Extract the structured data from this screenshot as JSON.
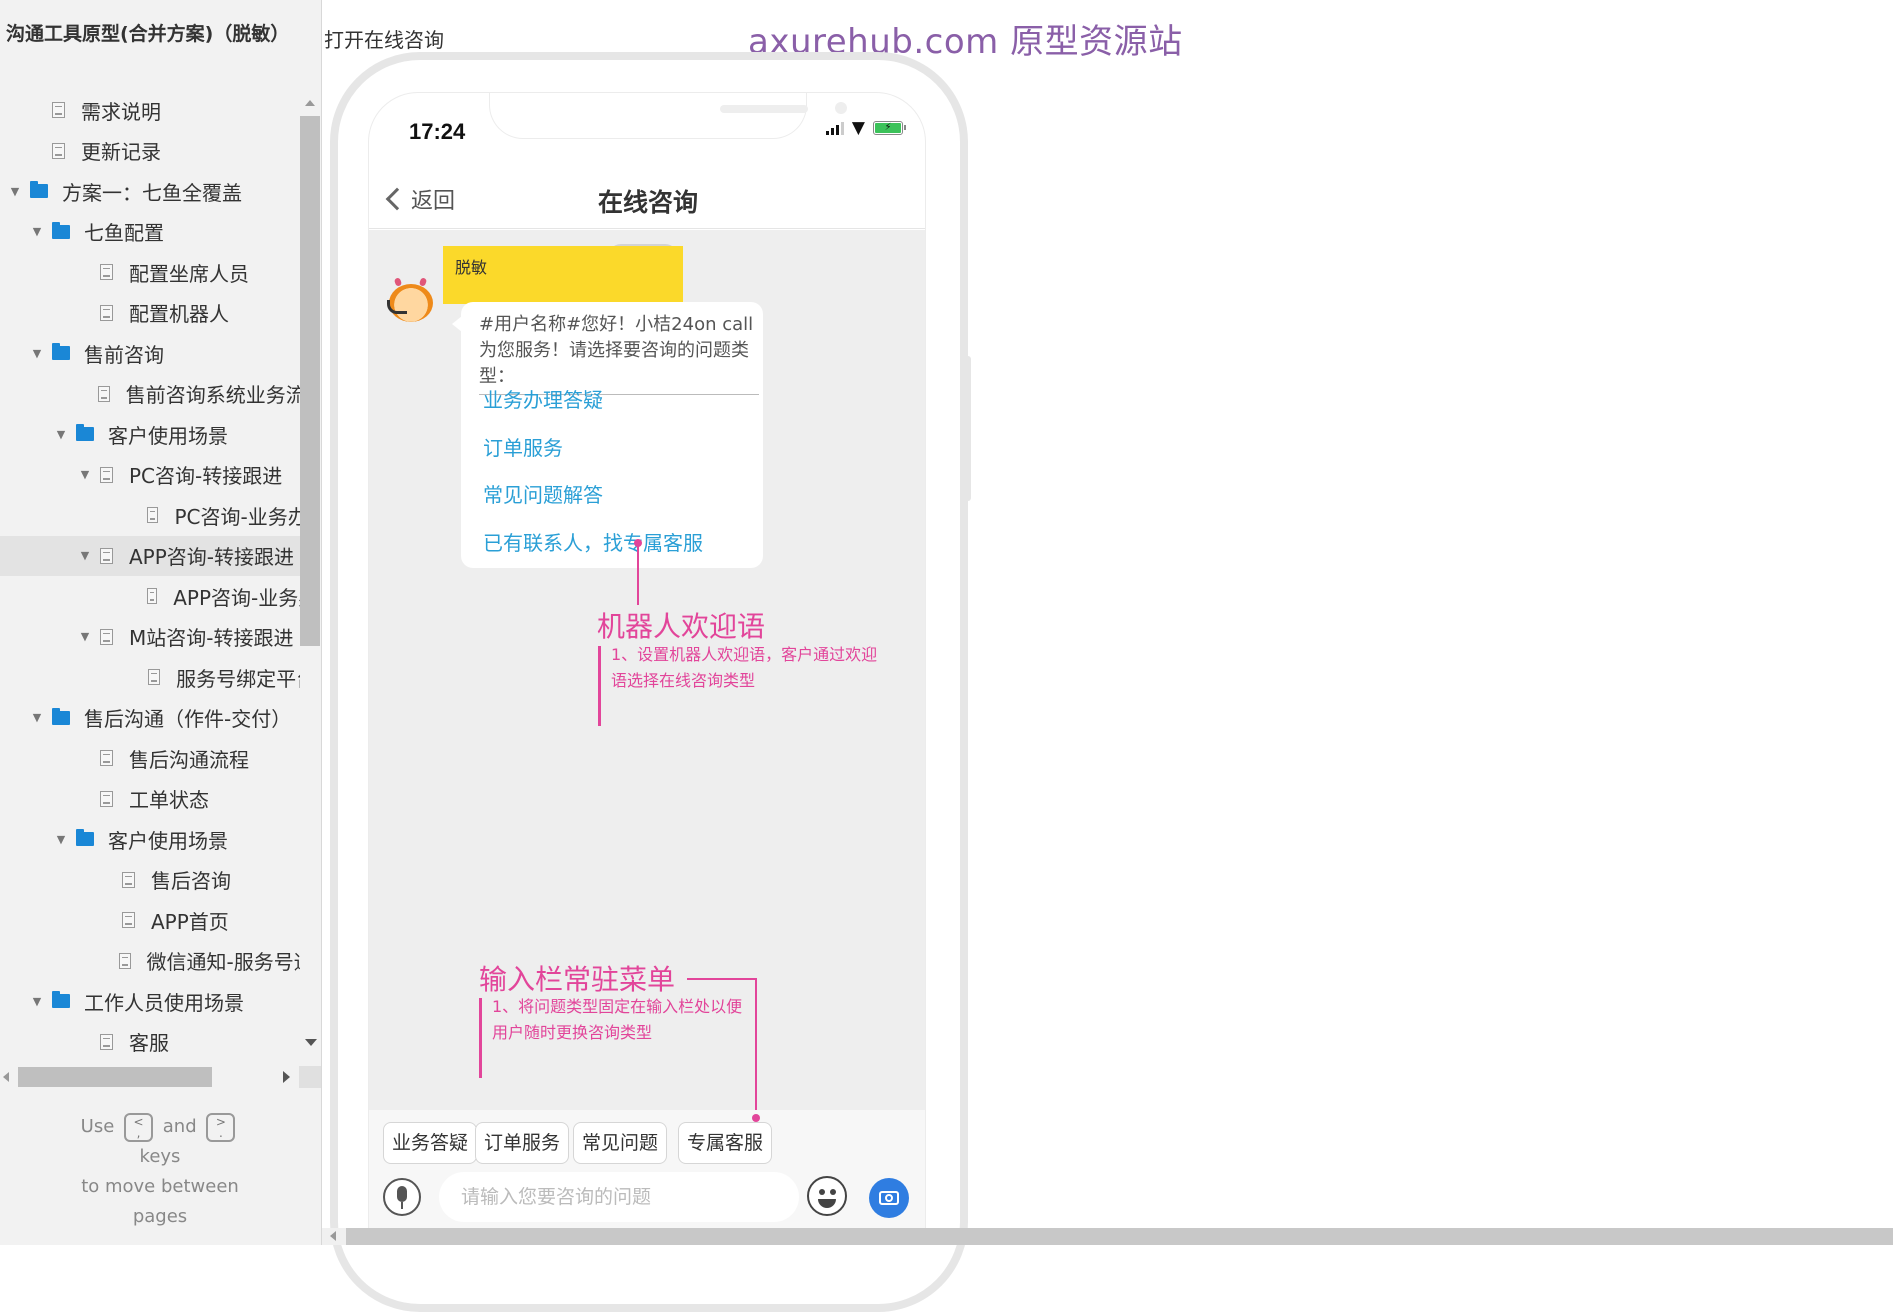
{
  "sidebar": {
    "project_title": "沟通工具原型(合并方案)（脱敏）",
    "items": [
      {
        "label": "需求说明",
        "type": "page",
        "level": 1,
        "expanded": null
      },
      {
        "label": "更新记录",
        "type": "page",
        "level": 1,
        "expanded": null
      },
      {
        "label": "方案一：七鱼全覆盖",
        "type": "folder",
        "level": 0,
        "expanded": true
      },
      {
        "label": "七鱼配置",
        "type": "folder",
        "level": 1,
        "expanded": true
      },
      {
        "label": "配置坐席人员",
        "type": "page",
        "level": 3,
        "expanded": null
      },
      {
        "label": "配置机器人",
        "type": "page",
        "level": 3,
        "expanded": null
      },
      {
        "label": "售前咨询",
        "type": "folder",
        "level": 1,
        "expanded": true
      },
      {
        "label": "售前咨询系统业务流程",
        "type": "page",
        "level": 3,
        "expanded": null
      },
      {
        "label": "客户使用场景",
        "type": "folder",
        "level": 2,
        "expanded": true
      },
      {
        "label": "PC咨询-转接跟进",
        "type": "page",
        "level": 3,
        "expanded": true
      },
      {
        "label": "PC咨询-业务办理",
        "type": "page",
        "level": 5,
        "expanded": null
      },
      {
        "label": "APP咨询-转接跟进",
        "type": "page",
        "level": 3,
        "expanded": true,
        "selected": true
      },
      {
        "label": "APP咨询-业务办理",
        "type": "page",
        "level": 5,
        "expanded": null
      },
      {
        "label": "M站咨询-转接跟进",
        "type": "page",
        "level": 3,
        "expanded": true
      },
      {
        "label": "服务号绑定平台",
        "type": "page",
        "level": 5,
        "expanded": null
      },
      {
        "label": "售后沟通（作件-交付）",
        "type": "folder",
        "level": 1,
        "expanded": true
      },
      {
        "label": "售后沟通流程",
        "type": "page",
        "level": 3,
        "expanded": null
      },
      {
        "label": "工单状态",
        "type": "page",
        "level": 3,
        "expanded": null
      },
      {
        "label": "客户使用场景",
        "type": "folder",
        "level": 2,
        "expanded": true
      },
      {
        "label": "售后咨询",
        "type": "page",
        "level": 4,
        "expanded": null
      },
      {
        "label": "APP首页",
        "type": "page",
        "level": 4,
        "expanded": null
      },
      {
        "label": "微信通知-服务号通知",
        "type": "page",
        "level": 4,
        "expanded": null
      },
      {
        "label": "工作人员使用场景",
        "type": "folder",
        "level": 1,
        "expanded": true
      },
      {
        "label": "客服",
        "type": "page",
        "level": 3,
        "expanded": null
      }
    ],
    "hint": {
      "use": "Use",
      "key_prev": "<\n,",
      "and": "and",
      "key_next": ">\n.",
      "line2": "keys",
      "line3": "to move between",
      "line4": "pages"
    }
  },
  "page": {
    "name": "打开在线咨询",
    "watermark": "axurehub.com 原型资源站"
  },
  "phone": {
    "status_time": "17:24",
    "status_icons": [
      "signal-icon",
      "wifi-icon",
      "battery-charging-icon"
    ],
    "nav": {
      "back_label": "返回",
      "title": "在线咨询"
    },
    "chat": {
      "masked_label": "脱敏",
      "greeting": "#用户名称#您好！小桔24on call为您服务！请选择要咨询的问题类型：",
      "options": [
        "业务办理答疑",
        "订单服务",
        "常见问题解答",
        "已有联系人，找专属客服"
      ]
    },
    "quick_menu": [
      "业务答疑",
      "订单服务",
      "常见问题",
      "专属客服"
    ],
    "input": {
      "placeholder": "请输入您要咨询的问题",
      "value": ""
    }
  },
  "annotations": [
    {
      "title": "机器人欢迎语",
      "body": "1、设置机器人欢迎语，客户通过欢迎语选择在线咨询类型"
    },
    {
      "title": "输入栏常驻菜单",
      "body": "1、将问题类型固定在输入栏处以便用户随时更换咨询类型"
    }
  ],
  "colors": {
    "annotation": "#e2459a",
    "link": "#2a9fd6",
    "watermark": "#8a5fa8",
    "mask": "#fbd92a",
    "folder": "#1a87d6",
    "camera_button": "#2f7de1"
  }
}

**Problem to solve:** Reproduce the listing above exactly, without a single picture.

**Solution to this task:**
Extract the structured data from this screenshot as JSON.
{
  "sidebar": {
    "project_title": "沟通工具原型(合并方案)（脱敏）",
    "items": [
      {
        "label": "需求说明",
        "type": "page",
        "level": 1,
        "expanded": null
      },
      {
        "label": "更新记录",
        "type": "page",
        "level": 1,
        "expanded": null
      },
      {
        "label": "方案一：七鱼全覆盖",
        "type": "folder",
        "level": 0,
        "expanded": true
      },
      {
        "label": "七鱼配置",
        "type": "folder",
        "level": 1,
        "expanded": true
      },
      {
        "label": "配置坐席人员",
        "type": "page",
        "level": 3,
        "expanded": null
      },
      {
        "label": "配置机器人",
        "type": "page",
        "level": 3,
        "expanded": null
      },
      {
        "label": "售前咨询",
        "type": "folder",
        "level": 1,
        "expanded": true
      },
      {
        "label": "售前咨询系统业务流程",
        "type": "page",
        "level": 3,
        "expanded": null
      },
      {
        "label": "客户使用场景",
        "type": "folder",
        "level": 2,
        "expanded": true
      },
      {
        "label": "PC咨询-转接跟进",
        "type": "page",
        "level": 3,
        "expanded": true
      },
      {
        "label": "PC咨询-业务办理",
        "type": "page",
        "level": 5,
        "expanded": null
      },
      {
        "label": "APP咨询-转接跟进",
        "type": "page",
        "level": 3,
        "expanded": true,
        "selected": true
      },
      {
        "label": "APP咨询-业务办理",
        "type": "page",
        "level": 5,
        "expanded": null
      },
      {
        "label": "M站咨询-转接跟进",
        "type": "page",
        "level": 3,
        "expanded": true
      },
      {
        "label": "服务号绑定平台",
        "type": "page",
        "level": 5,
        "expanded": null
      },
      {
        "label": "售后沟通（作件-交付）",
        "type": "folder",
        "level": 1,
        "expanded": true
      },
      {
        "label": "售后沟通流程",
        "type": "page",
        "level": 3,
        "expanded": null
      },
      {
        "label": "工单状态",
        "type": "page",
        "level": 3,
        "expanded": null
      },
      {
        "label": "客户使用场景",
        "type": "folder",
        "level": 2,
        "expanded": true
      },
      {
        "label": "售后咨询",
        "type": "page",
        "level": 4,
        "expanded": null
      },
      {
        "label": "APP首页",
        "type": "page",
        "level": 4,
        "expanded": null
      },
      {
        "label": "微信通知-服务号通知",
        "type": "page",
        "level": 4,
        "expanded": null
      },
      {
        "label": "工作人员使用场景",
        "type": "folder",
        "level": 1,
        "expanded": true
      },
      {
        "label": "客服",
        "type": "page",
        "level": 3,
        "expanded": null
      }
    ],
    "hint": {
      "use": "Use",
      "key_prev": "<\n,",
      "and": "and",
      "key_next": ">\n.",
      "line2": "keys",
      "line3": "to move between",
      "line4": "pages"
    }
  },
  "page": {
    "name": "打开在线咨询",
    "watermark": "axurehub.com 原型资源站"
  },
  "phone": {
    "status_time": "17:24",
    "status_icons": [
      "signal-icon",
      "wifi-icon",
      "battery-charging-icon"
    ],
    "nav": {
      "back_label": "返回",
      "title": "在线咨询"
    },
    "chat": {
      "masked_label": "脱敏",
      "greeting": "#用户名称#您好！小桔24on call为您服务！请选择要咨询的问题类型：",
      "options": [
        "业务办理答疑",
        "订单服务",
        "常见问题解答",
        "已有联系人，找专属客服"
      ]
    },
    "quick_menu": [
      "业务答疑",
      "订单服务",
      "常见问题",
      "专属客服"
    ],
    "input": {
      "placeholder": "请输入您要咨询的问题",
      "value": ""
    }
  },
  "annotations": [
    {
      "title": "机器人欢迎语",
      "body": "1、设置机器人欢迎语，客户通过欢迎语选择在线咨询类型"
    },
    {
      "title": "输入栏常驻菜单",
      "body": "1、将问题类型固定在输入栏处以便用户随时更换咨询类型"
    }
  ],
  "colors": {
    "annotation": "#e2459a",
    "link": "#2a9fd6",
    "watermark": "#8a5fa8",
    "mask": "#fbd92a",
    "folder": "#1a87d6",
    "camera_button": "#2f7de1"
  }
}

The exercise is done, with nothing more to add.